            IHttpActionResult result = await _controller.Delete(_sage.Id);

            var ok = result as OkResult;
            Assert.IsNotNull(ok);
            _sageServiceMock.Verify(x => x.DeleteAsync(_sage.Id));
        }
    }
}

But wait.... What if there's like... Nothing?

Nope, I'm not getting into metaphysics. Something more simple. What if the async API you're consuming returns just a Task? Not a Task of int but a simple old humble Task.

So to take our example we're going from this:

    public interface ISageService
    {
        Task<int> DeleteAsync(int id);
    }

To this:

    public interface ISageService
    {
        Task DeleteAsync(int id);
    }

Your initial thought might be "well that's okay, I'll just lop off the ReturnsAsync statements and I'm home free". That's what I thought anyway.... And I was *WRONG*! A moments thought and you realise that there's still a return type - it's just Task now. What you want to do is something like this:

            _sageServiceMock
                .Setup(x => x.DeleteAsync(_sage.Id))
                .ReturnsAsync(void); // This'll definitely work... Probably

No it won't - void is not a real type and much as you might like it to, this is not going to work.

So right now you're thinking, well Moq probably has my back - it'll have something like ReturnsTask, right? Wrong! It's intentional it turns out - there's a discussion on GitHub about the issue. And in that discussion there's just what we need. We can use Task.Delay or Task.FromResult alongside Moq's good old Returns method and we're home free!

Here's one I made earlier...

namespace Proverb.Web.Controllers
{
    // ISageService again included inline for ease of explanation
    public interface ISageService
    {
        Task DeleteAsync(int id);
    }

    public class SageController : ApiController
    {
        ISageService _sageService;

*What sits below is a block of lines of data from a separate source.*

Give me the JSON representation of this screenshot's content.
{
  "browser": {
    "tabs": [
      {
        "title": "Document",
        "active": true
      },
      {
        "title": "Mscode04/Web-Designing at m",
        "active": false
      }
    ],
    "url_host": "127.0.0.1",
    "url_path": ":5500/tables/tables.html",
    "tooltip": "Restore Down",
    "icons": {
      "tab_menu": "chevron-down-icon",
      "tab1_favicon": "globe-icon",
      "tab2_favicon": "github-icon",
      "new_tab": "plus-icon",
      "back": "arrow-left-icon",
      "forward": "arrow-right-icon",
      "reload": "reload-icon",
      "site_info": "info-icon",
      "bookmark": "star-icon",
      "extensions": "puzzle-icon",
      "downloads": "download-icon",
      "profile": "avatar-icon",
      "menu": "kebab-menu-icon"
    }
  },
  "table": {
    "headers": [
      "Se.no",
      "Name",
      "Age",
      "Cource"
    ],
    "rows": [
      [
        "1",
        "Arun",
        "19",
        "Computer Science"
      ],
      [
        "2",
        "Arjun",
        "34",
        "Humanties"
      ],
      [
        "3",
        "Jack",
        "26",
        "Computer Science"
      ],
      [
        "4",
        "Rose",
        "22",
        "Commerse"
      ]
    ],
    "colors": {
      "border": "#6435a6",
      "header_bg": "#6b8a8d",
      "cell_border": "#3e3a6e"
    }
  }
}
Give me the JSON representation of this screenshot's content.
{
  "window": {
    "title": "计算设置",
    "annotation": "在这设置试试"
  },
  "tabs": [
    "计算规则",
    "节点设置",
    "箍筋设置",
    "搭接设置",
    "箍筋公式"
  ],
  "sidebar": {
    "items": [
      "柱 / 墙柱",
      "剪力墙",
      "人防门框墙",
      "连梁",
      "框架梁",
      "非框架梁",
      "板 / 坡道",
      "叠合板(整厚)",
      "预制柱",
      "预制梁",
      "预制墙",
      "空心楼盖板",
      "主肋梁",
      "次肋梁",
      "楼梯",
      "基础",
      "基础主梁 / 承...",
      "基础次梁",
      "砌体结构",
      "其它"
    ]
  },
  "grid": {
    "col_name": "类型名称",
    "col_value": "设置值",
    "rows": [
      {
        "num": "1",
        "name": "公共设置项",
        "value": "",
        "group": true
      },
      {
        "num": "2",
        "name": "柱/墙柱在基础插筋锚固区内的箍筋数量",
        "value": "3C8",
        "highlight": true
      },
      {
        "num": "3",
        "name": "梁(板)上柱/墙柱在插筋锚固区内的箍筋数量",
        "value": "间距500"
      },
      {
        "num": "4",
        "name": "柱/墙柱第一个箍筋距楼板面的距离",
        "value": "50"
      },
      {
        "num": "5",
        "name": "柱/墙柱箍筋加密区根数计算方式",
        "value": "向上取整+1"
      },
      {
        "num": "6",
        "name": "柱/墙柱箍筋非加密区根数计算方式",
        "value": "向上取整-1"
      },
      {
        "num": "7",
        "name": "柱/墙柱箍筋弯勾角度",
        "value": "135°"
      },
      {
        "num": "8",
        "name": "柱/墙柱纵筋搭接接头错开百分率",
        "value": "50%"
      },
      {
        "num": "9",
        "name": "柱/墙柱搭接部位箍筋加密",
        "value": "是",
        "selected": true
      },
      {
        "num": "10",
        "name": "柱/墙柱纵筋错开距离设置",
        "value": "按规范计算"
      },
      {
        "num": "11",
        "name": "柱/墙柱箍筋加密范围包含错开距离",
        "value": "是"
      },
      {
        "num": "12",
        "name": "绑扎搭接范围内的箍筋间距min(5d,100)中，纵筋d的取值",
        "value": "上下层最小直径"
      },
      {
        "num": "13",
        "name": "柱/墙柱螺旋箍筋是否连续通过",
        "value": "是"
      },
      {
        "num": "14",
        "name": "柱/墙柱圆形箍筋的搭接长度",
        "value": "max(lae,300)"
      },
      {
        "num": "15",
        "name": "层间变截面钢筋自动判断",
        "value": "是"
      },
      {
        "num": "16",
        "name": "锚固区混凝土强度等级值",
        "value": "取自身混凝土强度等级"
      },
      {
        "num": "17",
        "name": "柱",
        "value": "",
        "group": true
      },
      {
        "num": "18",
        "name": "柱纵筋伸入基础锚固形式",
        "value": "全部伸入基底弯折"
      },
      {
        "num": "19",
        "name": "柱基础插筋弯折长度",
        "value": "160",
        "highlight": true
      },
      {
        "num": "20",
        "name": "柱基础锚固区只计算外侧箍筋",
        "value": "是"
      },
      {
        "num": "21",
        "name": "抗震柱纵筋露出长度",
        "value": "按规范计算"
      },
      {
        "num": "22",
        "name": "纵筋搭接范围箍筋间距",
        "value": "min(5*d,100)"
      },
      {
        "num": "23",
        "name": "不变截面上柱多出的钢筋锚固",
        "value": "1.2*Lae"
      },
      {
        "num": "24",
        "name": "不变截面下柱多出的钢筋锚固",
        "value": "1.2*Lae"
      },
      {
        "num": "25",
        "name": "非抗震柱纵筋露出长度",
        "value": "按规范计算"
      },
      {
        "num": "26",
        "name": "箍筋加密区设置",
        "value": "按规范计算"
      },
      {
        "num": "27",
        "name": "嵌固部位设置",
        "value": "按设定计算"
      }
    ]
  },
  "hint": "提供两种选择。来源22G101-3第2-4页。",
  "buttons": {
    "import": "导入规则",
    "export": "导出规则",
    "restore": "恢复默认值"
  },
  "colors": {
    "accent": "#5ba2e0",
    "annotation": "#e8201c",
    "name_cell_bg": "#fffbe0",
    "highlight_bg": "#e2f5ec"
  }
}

        public SageController(ISageService userService) 
        {
            _sageService = userService;
        }

        public async Task<IHttpActionResult> Delete(int id)
        {
            await _sageService.DeleteAsync(id);

            return Ok();
        }
   }
}
namespace Proverb.Web.Tests.ASPNet.Controllers
{
    [TestClass]
    public class SageControllerTests
    {
        private Mock<ISageService> _sageServiceMock;
        private SageController _controller;

        readonly Task TaskOfNowt = Task.Delay(0);
        // Or you could use this equally valid but slightly more verbose approach:
        //readonly Task TaskOfNowt = Task.FromResult<object>(null);

        [TestInitialize]
        public void Initialise()
        {
            _sageServiceMock = new Mock<ISageService>();

            _controller = new SageController(_sageServiceMock.Object);
        }

        [TestMethod]
        public async Task Delete_returns_an_Ok()
        {
            _sageServiceMock
                .Setup(x => x.DeleteAsync(_sage.Id))
                .Returns(TaskOfNowt); // Feels good doesn't it?

            IHttpActionResult result = await _controller.Delete(_sage.Id);

            var ok = result as OkResult;
            Assert.IsNotNull(ok);
            _sageServiceMock.Verify(x => x.DeleteAsync(_sage.Id));
        }
    }
}